Stored data entries:
..........

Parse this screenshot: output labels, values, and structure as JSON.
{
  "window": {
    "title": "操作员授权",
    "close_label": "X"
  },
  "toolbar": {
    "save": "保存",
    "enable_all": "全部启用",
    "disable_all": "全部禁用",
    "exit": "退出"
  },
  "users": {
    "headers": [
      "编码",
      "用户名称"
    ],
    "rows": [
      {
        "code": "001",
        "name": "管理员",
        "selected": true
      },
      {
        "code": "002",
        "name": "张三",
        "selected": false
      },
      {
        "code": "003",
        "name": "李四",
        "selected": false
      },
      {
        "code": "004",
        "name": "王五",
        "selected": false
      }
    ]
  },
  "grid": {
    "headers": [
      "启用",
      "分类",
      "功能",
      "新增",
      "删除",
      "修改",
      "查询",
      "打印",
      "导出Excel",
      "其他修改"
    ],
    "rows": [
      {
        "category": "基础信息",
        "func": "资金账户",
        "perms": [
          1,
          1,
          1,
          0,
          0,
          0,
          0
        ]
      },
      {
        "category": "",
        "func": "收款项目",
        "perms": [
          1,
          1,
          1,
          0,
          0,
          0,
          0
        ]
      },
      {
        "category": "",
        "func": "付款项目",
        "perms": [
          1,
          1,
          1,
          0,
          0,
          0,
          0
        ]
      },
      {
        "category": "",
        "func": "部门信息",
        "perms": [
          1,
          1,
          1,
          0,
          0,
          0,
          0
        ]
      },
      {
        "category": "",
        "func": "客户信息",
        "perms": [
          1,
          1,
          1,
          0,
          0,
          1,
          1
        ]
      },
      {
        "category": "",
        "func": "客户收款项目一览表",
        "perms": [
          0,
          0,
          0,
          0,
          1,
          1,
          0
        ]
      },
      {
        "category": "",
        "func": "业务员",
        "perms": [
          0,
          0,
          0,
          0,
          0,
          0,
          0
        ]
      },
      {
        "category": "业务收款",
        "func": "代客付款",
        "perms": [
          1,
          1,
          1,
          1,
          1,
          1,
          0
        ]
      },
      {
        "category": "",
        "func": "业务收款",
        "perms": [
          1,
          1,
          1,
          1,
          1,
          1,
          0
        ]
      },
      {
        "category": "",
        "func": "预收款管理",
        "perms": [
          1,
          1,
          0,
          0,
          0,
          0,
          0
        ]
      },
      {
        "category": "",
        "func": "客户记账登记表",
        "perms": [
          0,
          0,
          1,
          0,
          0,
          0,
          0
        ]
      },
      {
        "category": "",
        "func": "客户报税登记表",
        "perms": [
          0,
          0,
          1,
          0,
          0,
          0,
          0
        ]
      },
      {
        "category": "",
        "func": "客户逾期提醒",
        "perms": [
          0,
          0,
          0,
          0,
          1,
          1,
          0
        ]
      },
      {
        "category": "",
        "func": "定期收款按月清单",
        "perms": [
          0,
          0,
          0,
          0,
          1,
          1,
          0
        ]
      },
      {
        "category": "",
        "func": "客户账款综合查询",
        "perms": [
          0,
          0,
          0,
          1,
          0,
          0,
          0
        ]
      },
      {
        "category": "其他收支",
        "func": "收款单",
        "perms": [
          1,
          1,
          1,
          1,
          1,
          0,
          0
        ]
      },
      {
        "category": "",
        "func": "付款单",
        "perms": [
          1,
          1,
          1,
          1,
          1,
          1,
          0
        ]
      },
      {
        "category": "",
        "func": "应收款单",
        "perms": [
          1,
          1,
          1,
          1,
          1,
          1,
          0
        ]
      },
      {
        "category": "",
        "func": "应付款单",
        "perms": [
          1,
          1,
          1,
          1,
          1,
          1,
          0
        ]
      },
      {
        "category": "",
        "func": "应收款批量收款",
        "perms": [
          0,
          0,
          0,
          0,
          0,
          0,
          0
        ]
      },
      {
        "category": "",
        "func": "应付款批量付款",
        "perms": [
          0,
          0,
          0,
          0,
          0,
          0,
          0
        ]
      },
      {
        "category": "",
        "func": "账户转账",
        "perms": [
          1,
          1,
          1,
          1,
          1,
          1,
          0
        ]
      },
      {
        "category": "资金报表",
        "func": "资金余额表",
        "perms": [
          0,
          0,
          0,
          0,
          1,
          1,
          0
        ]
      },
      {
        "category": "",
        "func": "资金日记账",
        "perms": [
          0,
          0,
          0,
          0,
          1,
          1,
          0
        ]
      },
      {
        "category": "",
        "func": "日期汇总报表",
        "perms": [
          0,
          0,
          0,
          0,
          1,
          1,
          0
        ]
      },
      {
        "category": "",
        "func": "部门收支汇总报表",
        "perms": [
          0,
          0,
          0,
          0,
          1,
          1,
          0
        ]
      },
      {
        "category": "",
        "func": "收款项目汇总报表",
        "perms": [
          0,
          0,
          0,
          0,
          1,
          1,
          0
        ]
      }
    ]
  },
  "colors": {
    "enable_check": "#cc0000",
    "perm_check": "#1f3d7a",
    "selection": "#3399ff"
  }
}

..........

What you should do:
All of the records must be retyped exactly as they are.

Answer below:
Parse this screenshot: output labels, values, and structure as JSON.
{
  "window": {
    "title": "操作员授权",
    "close_label": "X"
  },
  "toolbar": {
    "save": "保存",
    "enable_all": "全部启用",
    "disable_all": "全部禁用",
    "exit": "退出"
  },
  "users": {
    "headers": [
      "编码",
      "用户名称"
    ],
    "rows": [
      {
        "code": "001",
        "name": "管理员",
        "selected": true
      },
      {
        "code": "002",
        "name": "张三",
        "selected": false
      },
      {
        "code": "003",
        "name": "李四",
        "selected": false
      },
      {
        "code": "004",
        "name": "王五",
        "selected": false
      }
    ]
  },
  "grid": {
    "headers": [
      "启用",
      "分类",
      "功能",
      "新增",
      "删除",
      "修改",
      "查询",
      "打印",
      "导出Excel",
      "其他修改"
    ],
    "rows": [
      {
        "category": "基础信息",
        "func": "资金账户",
        "perms": [
          1,
          1,
          1,
          0,
          0,
          0,
          0
        ]
      },
      {
        "category": "",
        "func": "收款项目",
        "perms": [
          1,
          1,
          1,
          0,
          0,
          0,
          0
        ]
      },
      {
        "category": "",
        "func": "付款项目",
        "perms": [
          1,
          1,
          1,
          0,
          0,
          0,
          0
        ]
      },
      {
        "category": "",
        "func": "部门信息",
        "perms": [
          1,
          1,
          1,
          0,
          0,
          0,
          0
        ]
      },
      {
        "category": "",
        "func": "客户信息",
        "perms": [
          1,
          1,
          1,
          0,
          0,
          1,
          1
        ]
      },
      {
        "category": "",
        "func": "客户收款项目一览表",
        "perms": [
          0,
          0,
          0,
          0,
          1,
          1,
          0
        ]
      },
      {
        "category": "",
        "func": "业务员",
        "perms": [
          0,
          0,
          0,
          0,
          0,
          0,
          0
        ]
      },
      {
        "category": "业务收款",
        "func": "代客付款",
        "perms": [
          1,
          1,
          1,
          1,
          1,
          1,
          0
        ]
      },
      {
        "category": "",
        "func": "业务收款",
        "perms": [
          1,
          1,
          1,
          1,
          1,
          1,
          0
        ]
      },
      {
        "category": "",
        "func": "预收款管理",
        "perms": [
          1,
          1,
          0,
          0,
          0,
          0,
          0
        ]
      },
      {
        "category": "",
        "func": "客户记账登记表",
        "perms": [
          0,
          0,
          1,
          0,
          0,
          0,
          0
        ]
      },
      {
        "category": "",
        "func": "客户报税登记表",
        "perms": [
          0,
          0,
          1,
          0,
          0,
          0,
          0
        ]
      },
      {
        "category": "",
        "func": "客户逾期提醒",
        "perms": [
          0,
          0,
          0,
          0,
          1,
          1,
          0
        ]
      },
      {
        "category": "",
        "func": "定期收款按月清单",
        "perms": [
          0,
          0,
          0,
          0,
          1,
          1,
          0
        ]
      },
      {
        "category": "",
        "func": "客户账款综合查询",
        "perms": [
          0,
          0,
          0,
          1,
          0,
          0,
          0
        ]
      },
      {
        "category": "其他收支",
        "func": "收款单",
        "perms": [
          1,
          1,
          1,
          1,
          1,
          0,
          0
        ]
      },
      {
        "category": "",
        "func": "付款单",
        "perms": [
          1,
          1,
          1,
          1,
          1,
          1,
          0
        ]
      },
      {
        "category": "",
        "func": "应收款单",
        "perms": [
          1,
          1,
          1,
          1,
          1,
          1,
          0
        ]
      },
      {
        "category": "",
        "func": "应付款单",
        "perms": [
          1,
          1,
          1,
          1,
          1,
          1,
          0
        ]
      },
      {
        "category": "",
        "func": "应收款批量收款",
        "perms": [
          0,
          0,
          0,
          0,
          0,
          0,
          0
        ]
      },
      {
        "category": "",
        "func": "应付款批量付款",
        "perms": [
          0,
          0,
          0,
          0,
          0,
          0,
          0
        ]
      },
      {
        "category": "",
        "func": "账户转账",
        "perms": [
          1,
          1,
          1,
          1,
          1,
          1,
          0
        ]
      },
      {
        "category": "资金报表",
        "func": "资金余额表",
        "perms": [
          0,
          0,
          0,
          0,
          1,
          1,
          0
        ]
      },
      {
        "category": "",
        "func": "资金日记账",
        "perms": [
          0,
          0,
          0,
          0,
          1,
          1,
          0
        ]
      },
      {
        "category": "",
        "func": "日期汇总报表",
        "perms": [
          0,
          0,
          0,
          0,
          1,
          1,
          0
        ]
      },
      {
        "category": "",
        "func": "部门收支汇总报表",
        "perms": [
          0,
          0,
          0,
          0,
          1,
          1,
          0
        ]
      },
      {
        "category": "",
        "func": "收款项目汇总报表",
        "perms": [
          0,
          0,
          0,
          0,
          1,
          1,
          0
        ]
      }
    ]
  },
  "colors": {
    "enable_check": "#cc0000",
    "perm_check": "#1f3d7a",
    "selection": "#3399ff"
  }
}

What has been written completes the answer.